The pro-hotel group has made their intentions clear: Try to get the funding secured and begin construction on the hotel before the May 9 referendum in an attempt to nullify a potential loss at the polls.
If you like this story, consider signing up for our email newsletters.
SHOW ME HOW
You have successfully signed up for your selected newsletter(s) - please keep an eye on your mailbox, we're movin' in!
In early February, we discussed how the crappy state of the bond market could make the vote relevant by restricting the city from getting a reasonable rate. Approximately two weeks ago, a source close to the project told us the market had rebounded and the city was close to getting the interest rate it's shooting for. However, we just spoke with that same insider, and they told us the market has taken another turn south, and the city has all but abandoned hope regarding its plans to secure funding before the referendum.
Assistant City Manager A.C. Gonzalez would not confirm that the city has concluded the market won't provide the ability to issue the bonds prior to the vote, but he told us developer Jack Matthews will no longer begin construction on the project Wednesday as the council had hoped.

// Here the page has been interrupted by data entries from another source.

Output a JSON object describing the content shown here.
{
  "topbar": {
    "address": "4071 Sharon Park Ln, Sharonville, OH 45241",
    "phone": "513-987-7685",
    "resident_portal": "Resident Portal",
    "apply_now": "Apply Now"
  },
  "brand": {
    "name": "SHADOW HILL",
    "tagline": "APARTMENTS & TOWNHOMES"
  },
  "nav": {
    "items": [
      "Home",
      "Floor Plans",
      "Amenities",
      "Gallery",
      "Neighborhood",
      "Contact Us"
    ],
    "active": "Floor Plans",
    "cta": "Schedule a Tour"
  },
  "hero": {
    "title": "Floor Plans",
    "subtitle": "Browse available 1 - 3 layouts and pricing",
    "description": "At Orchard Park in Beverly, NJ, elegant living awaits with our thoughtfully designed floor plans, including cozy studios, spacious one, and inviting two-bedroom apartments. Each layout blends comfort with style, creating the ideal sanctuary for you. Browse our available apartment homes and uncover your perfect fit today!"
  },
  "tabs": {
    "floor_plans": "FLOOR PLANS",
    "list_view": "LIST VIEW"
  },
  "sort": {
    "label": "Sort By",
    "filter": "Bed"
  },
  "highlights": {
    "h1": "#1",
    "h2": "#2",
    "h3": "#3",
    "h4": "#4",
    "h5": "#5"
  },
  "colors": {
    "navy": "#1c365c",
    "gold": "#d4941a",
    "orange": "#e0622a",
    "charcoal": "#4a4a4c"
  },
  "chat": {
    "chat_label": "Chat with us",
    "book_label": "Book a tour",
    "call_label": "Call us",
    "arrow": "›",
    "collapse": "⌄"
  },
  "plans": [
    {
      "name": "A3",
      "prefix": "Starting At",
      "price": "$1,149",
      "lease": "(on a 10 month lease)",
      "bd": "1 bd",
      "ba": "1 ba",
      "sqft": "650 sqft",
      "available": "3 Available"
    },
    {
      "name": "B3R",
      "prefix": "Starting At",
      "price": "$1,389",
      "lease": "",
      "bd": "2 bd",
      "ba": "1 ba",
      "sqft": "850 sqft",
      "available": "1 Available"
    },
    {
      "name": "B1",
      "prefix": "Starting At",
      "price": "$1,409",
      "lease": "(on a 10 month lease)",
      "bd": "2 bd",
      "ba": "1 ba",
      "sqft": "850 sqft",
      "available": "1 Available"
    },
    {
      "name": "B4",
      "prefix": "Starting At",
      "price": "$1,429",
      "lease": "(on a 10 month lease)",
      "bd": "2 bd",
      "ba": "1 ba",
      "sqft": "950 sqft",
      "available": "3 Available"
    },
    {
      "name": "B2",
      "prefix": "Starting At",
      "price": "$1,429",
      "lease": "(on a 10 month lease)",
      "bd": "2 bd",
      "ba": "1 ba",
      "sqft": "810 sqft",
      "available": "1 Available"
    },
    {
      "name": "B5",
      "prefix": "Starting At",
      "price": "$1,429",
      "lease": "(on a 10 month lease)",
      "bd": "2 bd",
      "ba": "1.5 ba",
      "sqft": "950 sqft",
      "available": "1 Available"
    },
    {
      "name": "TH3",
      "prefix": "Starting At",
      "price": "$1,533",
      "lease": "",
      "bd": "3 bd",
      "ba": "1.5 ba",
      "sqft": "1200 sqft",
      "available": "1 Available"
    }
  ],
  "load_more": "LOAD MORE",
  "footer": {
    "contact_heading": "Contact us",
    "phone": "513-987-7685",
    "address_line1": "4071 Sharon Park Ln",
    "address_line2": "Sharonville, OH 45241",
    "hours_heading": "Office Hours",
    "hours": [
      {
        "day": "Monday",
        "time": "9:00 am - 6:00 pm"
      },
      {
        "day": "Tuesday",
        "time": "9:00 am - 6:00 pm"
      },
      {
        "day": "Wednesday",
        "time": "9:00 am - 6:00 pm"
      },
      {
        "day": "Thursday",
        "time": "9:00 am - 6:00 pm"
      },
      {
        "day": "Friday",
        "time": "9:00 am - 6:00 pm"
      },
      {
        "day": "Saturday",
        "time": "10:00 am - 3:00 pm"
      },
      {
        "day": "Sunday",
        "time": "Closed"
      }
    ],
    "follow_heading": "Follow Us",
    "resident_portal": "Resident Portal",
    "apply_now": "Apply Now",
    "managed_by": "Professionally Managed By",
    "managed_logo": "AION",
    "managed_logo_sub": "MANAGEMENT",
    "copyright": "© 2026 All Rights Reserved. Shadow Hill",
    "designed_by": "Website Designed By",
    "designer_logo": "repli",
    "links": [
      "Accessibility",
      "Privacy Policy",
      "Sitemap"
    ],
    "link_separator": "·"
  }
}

Although Matthews has consistently told us that his construction plans had no bearing on the city's ability to land funding for the project, Gonzalez maintains that the city's position has always been to wait to begin construction until the council approved the bond issuance.
"We have said consistently that we would not proceed until we were in a position to achieve the financial targets that we had briefed from the beginning," Gonzalez tells Unfair Park. "And, with the given situation in the marketplace right now, we're not at that point."